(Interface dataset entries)

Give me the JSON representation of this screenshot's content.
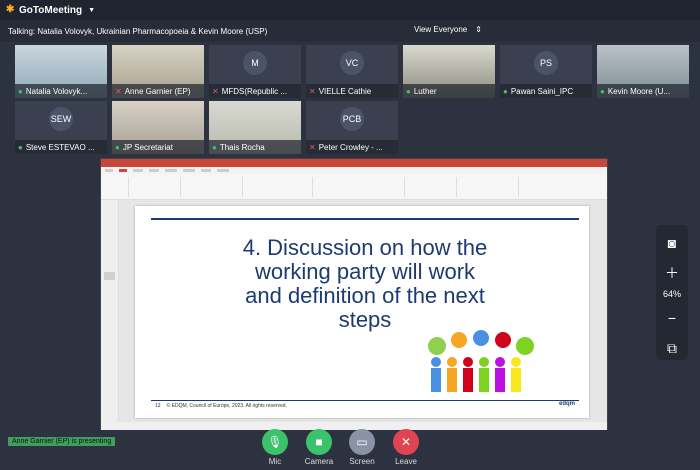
{
  "app": {
    "name": "GoToMeeting"
  },
  "talking": {
    "text": "Talking: Natalia Volovyk, Ukrainian Pharmacopoeia & Kevin Moore (USP)",
    "view_label": "View Everyone"
  },
  "participants": [
    {
      "name": "Natalia Volovyk...",
      "initials": "",
      "mic": "on"
    },
    {
      "name": "Anne Garnier (EP)",
      "initials": "",
      "mic": "off"
    },
    {
      "name": "MFDS(Republic ...",
      "initials": "M",
      "mic": "off"
    },
    {
      "name": "VIELLE Cathie",
      "initials": "VC",
      "mic": "off"
    },
    {
      "name": "Luther",
      "initials": "",
      "mic": "on"
    },
    {
      "name": "Pawan Saini_IPC",
      "initials": "PS",
      "mic": "on"
    },
    {
      "name": "Kevin Moore (U...",
      "initials": "",
      "mic": "on"
    },
    {
      "name": "Steve ESTEVAO ...",
      "initials": "SEW",
      "mic": "on"
    },
    {
      "name": "JP Secretariat",
      "initials": "",
      "mic": "on"
    },
    {
      "name": "Thais Rocha",
      "initials": "",
      "mic": "on"
    },
    {
      "name": "Peter Crowley - ...",
      "initials": "PCB",
      "mic": "off"
    }
  ],
  "slide": {
    "heading_lines": [
      "4. Discussion on how the",
      "working party will work",
      "and definition of the next",
      "steps"
    ],
    "footer_number": "12",
    "footer_text": "© EDQM, Council of Europe, 2023. All rights reserved.",
    "logo_text": "edqm"
  },
  "tools": {
    "zoom": "64%"
  },
  "status": {
    "presenting": "Anne Garnier (EP) is presenting"
  },
  "controls": {
    "mic": "Mic",
    "camera": "Camera",
    "screen": "Screen",
    "leave": "Leave"
  },
  "colors": {
    "mic_on": "#3bc36b",
    "mic_off": "#e05566",
    "leave": "#e04452",
    "presenting_bg": "#3f9e5b",
    "slide_blue": "#1c3b70"
  }
}
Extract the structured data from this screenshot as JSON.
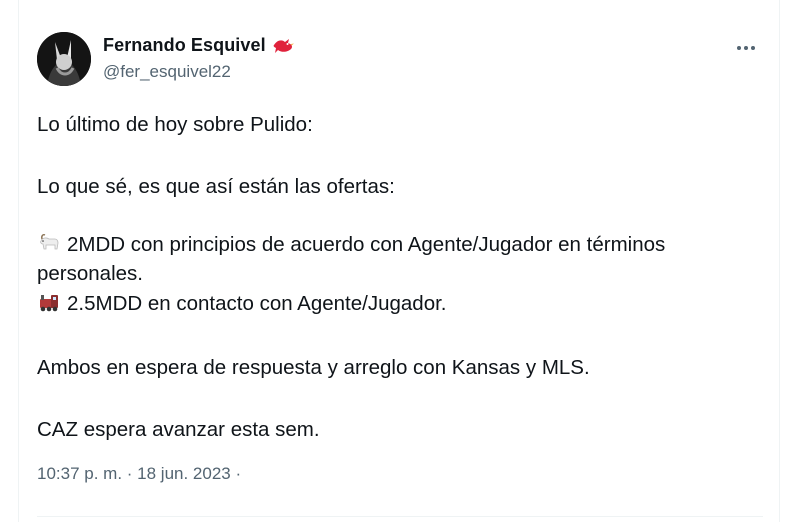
{
  "tweet": {
    "author_name": "Fernando Esquivel",
    "author_handle": "@fer_esquivel22",
    "lines": {
      "l1": "Lo último de hoy sobre Pulido:",
      "l2": "Lo que sé, es que así están las ofertas:",
      "l3a": "2MDD con principios de acuerdo con Agente/Jugador en términos",
      "l3b": "personales.",
      "l4": "2.5MDD en contacto con Agente/Jugador.",
      "l5": "Ambos en espera de respuesta y arreglo con Kansas y MLS.",
      "l6": "CAZ espera avanzar esta sem."
    },
    "timestamp": "10:37 p. m. · 18 jun. 2023 ·",
    "icons": {
      "badge": "red-bird-icon",
      "more": "more-options-icon",
      "emoji_1": "goat-emoji",
      "emoji_2": "train-emoji"
    },
    "colors": {
      "text": "#0f1419",
      "secondary": "#536471",
      "bird": "#e0223c"
    }
  }
}
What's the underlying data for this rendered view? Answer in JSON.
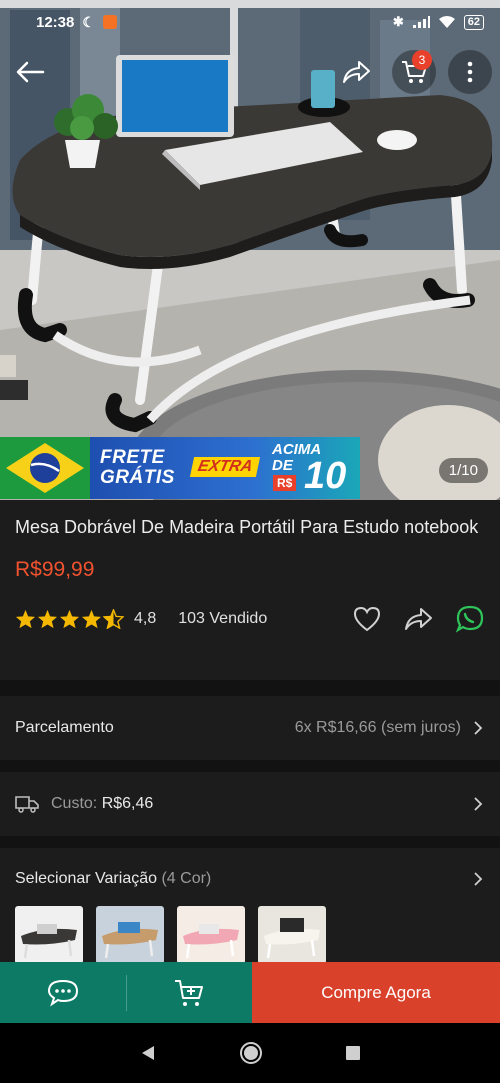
{
  "status_bar": {
    "time": "12:38",
    "battery": "62"
  },
  "header": {
    "cart_count": "3"
  },
  "promo": {
    "frete": "FRETE",
    "gratis": "GRÁTIS",
    "extra": "EXTRA",
    "acima": "ACIMA",
    "de": "DE",
    "currency": "R$",
    "amount": "10"
  },
  "gallery": {
    "counter": "1/10"
  },
  "product": {
    "title": "Mesa Dobrável De Madeira Portátil Para Estudo notebook",
    "price": "R$99,99",
    "rating": "4,8",
    "rating_value": 4.5,
    "sold": "103 Vendido"
  },
  "installments": {
    "label": "Parcelamento",
    "value": "6x R$16,66 (sem juros)"
  },
  "shipping": {
    "label": "Custo:",
    "value": "R$6,46"
  },
  "variation": {
    "label": "Selecionar Variação",
    "count": "(4 Cor)"
  },
  "bottom_bar": {
    "buy_label": "Compre Agora"
  },
  "colors": {
    "accent": "#f0522f",
    "buy": "#d9412b",
    "chat_cart": "#0d7a66",
    "star": "#f5b800",
    "whatsapp": "#2ec45a"
  }
}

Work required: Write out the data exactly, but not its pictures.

Answer:
Give me the JSON representation of this screenshot's content.
{
  "app": {
    "name": "GoToMeeting"
  },
  "talking": {
    "text": "Talking: Natalia Volovyk, Ukrainian Pharmacopoeia & Kevin Moore (USP)",
    "view_label": "View Everyone"
  },
  "participants": [
    {
      "name": "Natalia Volovyk...",
      "initials": "",
      "mic": "on"
    },
    {
      "name": "Anne Garnier (EP)",
      "initials": "",
      "mic": "off"
    },
    {
      "name": "MFDS(Republic ...",
      "initials": "M",
      "mic": "off"
    },
    {
      "name": "VIELLE Cathie",
      "initials": "VC",
      "mic": "off"
    },
    {
      "name": "Luther",
      "initials": "",
      "mic": "on"
    },
    {
      "name": "Pawan Saini_IPC",
      "initials": "PS",
      "mic": "on"
    },
    {
      "name": "Kevin Moore (U...",
      "initials": "",
      "mic": "on"
    },
    {
      "name": "Steve ESTEVAO ...",
      "initials": "SEW",
      "mic": "on"
    },
    {
      "name": "JP Secretariat",
      "initials": "",
      "mic": "on"
    },
    {
      "name": "Thais Rocha",
      "initials": "",
      "mic": "on"
    },
    {
      "name": "Peter Crowley - ...",
      "initials": "PCB",
      "mic": "off"
    }
  ],
  "slide": {
    "heading_lines": [
      "4. Discussion on how the",
      "working party will work",
      "and definition of the next",
      "steps"
    ],
    "footer_number": "12",
    "footer_text": "© EDQM, Council of Europe, 2023. All rights reserved.",
    "logo_text": "edqm"
  },
  "tools": {
    "zoom": "64%"
  },
  "status": {
    "presenting": "Anne Garnier (EP) is presenting"
  },
  "controls": {
    "mic": "Mic",
    "camera": "Camera",
    "screen": "Screen",
    "leave": "Leave"
  },
  "colors": {
    "mic_on": "#3bc36b",
    "mic_off": "#e05566",
    "leave": "#e04452",
    "presenting_bg": "#3f9e5b",
    "slide_blue": "#1c3b70"
  }
}
Extract the structured data from this screenshot as JSON.
{
  "tweet": {
    "author_name": "Fernando Esquivel",
    "author_handle": "@fer_esquivel22",
    "lines": {
      "l1": "Lo último de hoy sobre Pulido:",
      "l2": "Lo que sé, es que así están las ofertas:",
      "l3a": "2MDD con principios de acuerdo con Agente/Jugador en términos",
      "l3b": "personales.",
      "l4": "2.5MDD en contacto con Agente/Jugador.",
      "l5": "Ambos en espera de respuesta y arreglo con Kansas y MLS.",
      "l6": "CAZ espera avanzar esta sem."
    },
    "timestamp": "10:37 p. m. · 18 jun. 2023 ·",
    "icons": {
      "badge": "red-bird-icon",
      "more": "more-options-icon",
      "emoji_1": "goat-emoji",
      "emoji_2": "train-emoji"
    },
    "colors": {
      "text": "#0f1419",
      "secondary": "#536471",
      "bird": "#e0223c"
    }
  }
}
What's the underlying data for this rendered view? Answer in JSON.
{
  "status_bar": {
    "time": "12:38",
    "battery": "62"
  },
  "header": {
    "cart_count": "3"
  },
  "promo": {
    "frete": "FRETE",
    "gratis": "GRÁTIS",
    "extra": "EXTRA",
    "acima": "ACIMA",
    "de": "DE",
    "currency": "R$",
    "amount": "10"
  },
  "gallery": {
    "counter": "1/10"
  },
  "product": {
    "title": "Mesa Dobrável De Madeira Portátil Para Estudo notebook",
    "price": "R$99,99",
    "rating": "4,8",
    "rating_value": 4.5,
    "sold": "103 Vendido"
  },
  "installments": {
    "label": "Parcelamento",
    "value": "6x R$16,66 (sem juros)"
  },
  "shipping": {
    "label": "Custo:",
    "value": "R$6,46"
  },
  "variation": {
    "label": "Selecionar Variação",
    "count": "(4 Cor)"
  },
  "bottom_bar": {
    "buy_label": "Compre Agora"
  },
  "colors": {
    "accent": "#f0522f",
    "buy": "#d9412b",
    "chat_cart": "#0d7a66",
    "star": "#f5b800",
    "whatsapp": "#2ec45a"
  }
}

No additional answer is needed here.